On the French initiative in Lebanon and whether there is an understanding between the French and American sides about it, the US Assistant Secretary of State for Near Eastern Affairs said, “We have always said that Hezbollah is a terrorist organization that has engaged in the Lebanese political process and has terrorized many Lebanese people and politicians.”
“In this context, we have a difference of opinion with the French government, which recognizes that Hezbollah is a legitimate political organization and a legitimate political party, and this is the small disagreement between us and the French government,” said Schenker.
“We do not believe that meetings should be held to legislate this organization and personalities affiliated with it, such as a meeting with a member of parliament, Muhammad Raad (a member of the Hezbollah bloc). But apart from this point, as Secretary Pompeo said, we believe that the French initiative has many advantages. A government committed to reform, transparency, fighting corruption and self-distancing, and a government that brings experts who do what is necessary to achieve a reform agenda and help the Lebanese people. These are requirements that open the way for financial aid. ”
He said, “I think we are on the same page with the French, and this is what we heard from the French president’s office that those who are trying to obstruct reform, the French government is looking to classify them and impose sanctions on them as well, and we believe that this is a fruitful approach.”
Regarding the United States ’position on the new Lebanese prime minister, Schenker pointed out that“ we focus on principles more than personalities in dealing with the new Lebanese government, and therefore I will not comment on the newly appointed Lebanese Prime Minister. We focus heavily on the concept of reform that any new government must implement. From now on, practice transparency and hold the corrupt accountable. There must be a government that fights corruption and a government that adheres to the principle of self-distancing and removing Lebanon from the policies of the countries of the region. If it does all these things and abides by them, then we look forward to working with it. ”
On the mediation he is undertaking to demarcate the maritime and land borders between Lebanon and Israel, Schenker said, “I think that we are close to resolving the issue of border demarcation. We have been involved in this matter for a bit and I do not want to go into details of what is going on.”
He pointed out that Lebanon’s agreement to the framework agreement on which Ambassador David Satterfield worked, opens an opportunity for Israel and Lebanon to achieve real progress.
“I will not go into the details of what freezes the situation, and I hope to go to Lebanon and sign the agreement in the next few weeks,” Schenker said.
The US Assistant Secretary of State for Near Eastern Affairs revealed that he met Ali Hamdan, Adviser to the Speaker of Parliament, Nabih Berri, and said, “I hope and believe that we are making gradual progress in the dialogue on border demarcation, and I look forward to ending the framework agreement so that Lebanon and Israel can move to discuss the border issue. It took a long time. ”

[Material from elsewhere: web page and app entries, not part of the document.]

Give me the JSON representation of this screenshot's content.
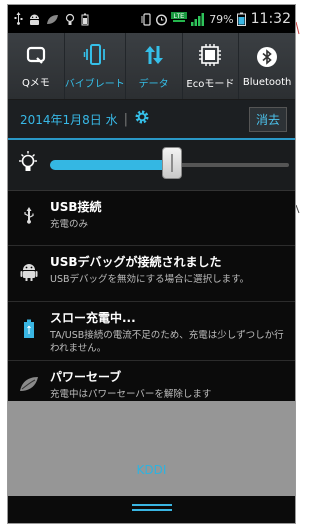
{
  "status_bar": {
    "lte_label": "LTE",
    "battery_percent": "79%",
    "time": "11:32"
  },
  "quick_toggles": [
    {
      "label": "Qメモ",
      "icon": "qmemo-icon",
      "state": "off"
    },
    {
      "label": "バイブレート",
      "icon": "vibrate-icon",
      "state": "on"
    },
    {
      "label": "データ",
      "icon": "data-icon",
      "state": "on"
    },
    {
      "label": "Ecoモード",
      "icon": "eco-mode-icon",
      "state": "off"
    },
    {
      "label": "Bluetooth",
      "icon": "bluetooth-icon",
      "state": "off"
    }
  ],
  "date_row": {
    "date": "2014年1月8日 水",
    "clear_label": "消去"
  },
  "brightness": {
    "level": 0.51
  },
  "notifications": [
    {
      "title": "USB接続",
      "subtitle": "充電のみ",
      "icon": "usb-icon"
    },
    {
      "title": "USBデバッグが接続されました",
      "subtitle": "USBデバッグを無効にする場合に選択します。",
      "icon": "android-debug-icon"
    },
    {
      "title": "スロー充電中...",
      "subtitle": "TA/USB接続の電流不足のため、充電は少しずつしか行われません。",
      "icon": "battery-charging-icon"
    },
    {
      "title": "パワーセーブ",
      "subtitle": "充電中はパワーセーバーを解除します",
      "icon": "leaf-icon"
    }
  ],
  "carrier": "KDDI",
  "colors": {
    "accent": "#35bfe8",
    "background": "#0b0b0b",
    "carrier_area": "#969696"
  }
}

Schenker described Ismail Haniyeh’s visit to Lebanon as counterproductive to the region, and Haniyeh described him as a terrorist affiliated with a terrorist organization.

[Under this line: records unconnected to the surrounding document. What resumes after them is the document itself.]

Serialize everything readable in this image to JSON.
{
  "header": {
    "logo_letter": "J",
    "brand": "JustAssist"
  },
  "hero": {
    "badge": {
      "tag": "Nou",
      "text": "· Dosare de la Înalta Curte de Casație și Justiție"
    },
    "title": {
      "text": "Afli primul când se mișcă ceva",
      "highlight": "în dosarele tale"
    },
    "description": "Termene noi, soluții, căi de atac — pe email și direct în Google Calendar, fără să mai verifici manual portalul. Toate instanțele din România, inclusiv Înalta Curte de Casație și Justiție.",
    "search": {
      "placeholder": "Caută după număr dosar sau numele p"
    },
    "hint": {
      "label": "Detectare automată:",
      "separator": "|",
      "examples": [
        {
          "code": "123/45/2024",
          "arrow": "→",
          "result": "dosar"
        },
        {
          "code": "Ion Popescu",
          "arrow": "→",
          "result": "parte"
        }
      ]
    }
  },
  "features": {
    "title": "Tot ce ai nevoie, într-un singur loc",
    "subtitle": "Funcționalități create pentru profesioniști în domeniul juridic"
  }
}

He said, “I do not think that countries should provide a visa for such personalities to enter their territories.”
Schenker explained that, during his recent visit to Lebanon, he conveyed to the Lebanese people a message that the United States is committed to helping them recover after the terrible explosion that occurred in the Beirut port on the fourth of August.
He added that he expressed support for the Lebanese legitimate calls for political and economic reforms, transparency and accountability, and the elimination of corruption, which is destroying Lebanon’s capabilities.
Schenker pointed out that next month marks the first anniversary of the Lebanese people taking to the streets to demand reform.
He stressed that “the Lebanese people want to fulfill their demand for real change and to achieve a new political path committed to reform and fighting corruption.”